GUANGZHOU -- China's two leading bicycle-sharing companies may merge, creating a monopoly that consumers fear would lead to higher prices and deteriorating service.
The two startups, Mobike and Ofo, are the only big players in the industry, with a combined market share of 95%. In the year since bike sharing services were introduced in China, the market has both exploded and been virtually conquered by the two companies.
Mobike, owned by Beijing Mobike Technology, and Ofo, operated by Beijing Baike Luoke Technology, offer park anywhere systems that do not rely on docking stations.
The idea of bringing the two competitors under a single corporate roof was floated by Zhu Xiaohu, a well-known Chinese investor and member of Ofo's board. Zhu, managing director of investment company GSR Ventures Management and a major Ofo shareholder, recently said, "It is only when the two companies merge that they can turn profitable."
Zhu's comments should come as no surprise to anyone familiar with his track record. He shows a strong preference for monopolistic companies and had made the suggestion for a grand merger in the bike-sharing business last year. When his company raised its stake in Ofo in September 2016, Zhu said the bike-sharing war would end in three months.
Zhu's portfolio includes Didi Chuxing, a big ride-hailing company, and Ele.me, an online food delivery service. After putting his fund's money into promising startups, Zhu often relies on acquisitions to establish their market dominance and generate fat returns.

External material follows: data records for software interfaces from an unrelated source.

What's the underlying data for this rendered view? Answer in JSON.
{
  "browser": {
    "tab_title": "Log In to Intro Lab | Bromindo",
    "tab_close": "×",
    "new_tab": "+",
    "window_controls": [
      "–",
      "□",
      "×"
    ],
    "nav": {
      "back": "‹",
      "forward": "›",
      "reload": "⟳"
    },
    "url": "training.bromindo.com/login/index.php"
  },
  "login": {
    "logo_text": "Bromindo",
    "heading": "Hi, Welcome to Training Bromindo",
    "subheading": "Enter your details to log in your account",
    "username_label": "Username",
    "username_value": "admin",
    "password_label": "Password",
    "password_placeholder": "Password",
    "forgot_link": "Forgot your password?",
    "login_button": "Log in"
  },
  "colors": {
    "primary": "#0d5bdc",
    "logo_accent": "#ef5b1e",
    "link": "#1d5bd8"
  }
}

Didi Chuxing is a case in point. It holds an effective monopoly in ride hailing in China, thanks to the 2015 merger of rival companies backed by two Chinese internet behemoths, Tencent Holdings and Alibaba Group Holding.
At the end of August, Ele.me acquired a food delivery business from Baidu to create a duopoly in the market, where it is battling a Tencent-backed startup.
Given these past gambits, Zhu's comment about a possible merger of Ofo and Mobike has prompted speculation in the Chinese media that the combination is a matter of time.
Mobike's leading shareholders include Tencent, while Alibaba has a major stake in Ofo. The rivalry between the two bike-sharing operators is the latest front in the proxy war between the internet powerhouses.
Mobike and Ofo have been locked in a bitter struggle for supremacy over the past year. Tencent and Alibaba have pumped in cash, allowing the rivals to buy enormous fleets of bicycles, both in China and overseas. That has created a glut of shared bikes in many Chinese cities where the two companies operate, stripping away their profit margins.
Taking a fall?
Zhu appears to be trying to create a favorable environment for a merger using his business clout. But his remarks alarm many Chinese consumers, who remember how the merger that created Didi drove prices up by as much as 50% in some places. A man in his 40s in Guangdong Province voiced concerns about Zhu's remarks, saying a merger would inevitably lead to poorer service.
Although private monopolies are banned by law in China, the government has a history of waving through mergers and acquisitions that allow one or a few companies to dominate markets. Beijing's attitude in this instance will shape the country's bike-sharing market, which took off in the past year, luring some 50 companies into the business.
Users are charged 0.5 yuan ($8 cents) per half-hour. The convenience of bike-sharing has attracted 100 million customers in China as the operators have deployed more than 16 million bicycles in cities across the nation.
Industrywide, sales reached 3.8 billion yuan in the April-June quarter, with total annual sales forecast at $2.66 billion.
Cutthroat competition has left many large cities choking on shared bikes, prompting Beijing, Shanghai, Guangzhou and Shenzhen to ban further purchases. Many operators are in dire financial straits. Some have refused to return deposits collected from new users, angering customers.